Am I working hard enough?
Am I eating enough vegetables or drinking enough water?
Am I exercising enough? Did I rack up enough steps on my tracker?
Am I getting enough sleep? Is the quality good enough
Am I spending enough time with my family?
Do I have enough followers on (facebook/Instagram/twitter/snapchat)
Am I contributing enough to society?
Am I politically involved enough?
Am I informed enough
Which really all boil down to the heart of the question we are all asking:
Am I enough?
“Enough: Occurring in such quantity, quality or scope as to fully meet the demands, needs or expectations.” – Merriam-Webster Dictionary.
The definition, above, is helpful insomuch as it provides a general idea of what is required to have met the “enough” criteria. Whatever it is you are measuring, it simply needs to meet the “demands, needs or expectations.” It needs to be sufficient… not perfect.
Sufficient for whom? Who gets to decide what the needs, demands and expectations are? Who is equipped and qualified to make that call?
I bring this up in a blog about being a “highly sensitive person” because, so far as I can tell, highly sensitive people appear to be particularly preoccupied by this question. Remember, those with more sensitive nervous systems tend to be acutely aware of when they have fallen short in the eyes of someone in their circle. No one likes conflict, but those who identify as being HSP appear to be physically pained by it. For such a group, you can imagine how easy it might be to fall into the trap of “so long as I please everyone, I will be safe. I will feel connected. I won’t be ousted from the tribe. I will be liked and admired…”
This is part of the reason why they are so deeply conscientious. They can see the larger picture of how their behaviors impact the larger whole. And you can be CERTAIN they understand how their behaviors impact their place in that larger whole.
And…it is my personal belief that this is why so many highly sensitive people often (not always…but often) readily hand over the power to decide what constitutes enough to someone outside of themselves. We voluntarily open up cage doors, crawl into our respective cages, and hop onto the staged hamster wheels within. We assign gatekeepers outside of the perimeter of the bars containing us within, and tell them to let us know when we can get off the damn treadmills we are running on.
SHOCKING that we keep spinning our wheels. What incentive does anyone outside of ourselves have to enforce our own self care? PARTICULARLY when our efforts are benefiting those around us? Virtually none.

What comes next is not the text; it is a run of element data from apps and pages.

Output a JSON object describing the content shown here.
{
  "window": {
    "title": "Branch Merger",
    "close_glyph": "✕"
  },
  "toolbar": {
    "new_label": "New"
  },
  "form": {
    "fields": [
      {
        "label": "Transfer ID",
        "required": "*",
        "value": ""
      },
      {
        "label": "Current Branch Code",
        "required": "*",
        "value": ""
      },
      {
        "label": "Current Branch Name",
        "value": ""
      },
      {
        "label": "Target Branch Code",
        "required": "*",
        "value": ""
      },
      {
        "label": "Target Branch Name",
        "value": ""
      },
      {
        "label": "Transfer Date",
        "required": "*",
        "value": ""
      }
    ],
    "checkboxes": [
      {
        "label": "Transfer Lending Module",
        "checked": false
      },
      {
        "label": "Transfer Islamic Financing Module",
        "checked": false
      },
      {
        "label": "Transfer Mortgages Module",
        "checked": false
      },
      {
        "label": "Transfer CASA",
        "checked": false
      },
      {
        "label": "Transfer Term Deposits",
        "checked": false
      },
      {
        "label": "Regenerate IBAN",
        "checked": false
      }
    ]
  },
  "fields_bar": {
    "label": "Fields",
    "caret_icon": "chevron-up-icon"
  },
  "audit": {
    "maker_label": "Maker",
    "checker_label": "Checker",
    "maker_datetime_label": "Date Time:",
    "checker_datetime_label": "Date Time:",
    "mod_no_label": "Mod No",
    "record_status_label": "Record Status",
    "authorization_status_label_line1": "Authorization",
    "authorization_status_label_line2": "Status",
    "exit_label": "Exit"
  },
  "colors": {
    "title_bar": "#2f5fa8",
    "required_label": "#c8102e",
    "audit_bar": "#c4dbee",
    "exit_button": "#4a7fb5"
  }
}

I’m not saying that our gatekeepers are villains. They aren’t out to get us. Your boss at that new shiny tech job probably isn’t trying to exhaust you and give you insomnia. Your friends don’t want you to feel overwhelmed by the string of invites they leave in your text inbox. Your family members didn’t mean for you to be hurt when they told you to lighten up and be less sensitive. And President so-and-so (Trump today…but insert whatever candidate is grinding your gears on any given year) probably isn’t personally out to make your life miserable. They are just BEING. They are just living. Your desire to seek their approval isn’t necessarily a problem. At least…it’s not a problem for them. They just probably aren’t nearly as invested in your opinion as you have allowed yourself to be in theirs.
So yes…I agree that it is an admirable goal to attain the goldilocks standard of “not too much, not too little…but juuuuuuust enough.” I just think we ought to stop playing victim to other people’s definitions of what that means. Each person needs to discern that for him or herself.
The good news for my fellow HSP is that we are fully equipped to make that call. Highly sensitive people, remember, are typically easily amused. They tend to spend a fair amount of time self-reflecting. They, therefore, tend to know themselves pretty darn well. They know their strengths and shortcomings. They are uniquely qualified to determine what “enough” work or “enough” food or “enough” rest should look like for themselves.
So…what I would like to personally invite us all to do is start getting really clear on what our personal definition of enough is and (more importantly) start enforcing it.
Because when you truly are able to integrate the notion that you have, do and ARE enough – THAT is the good life.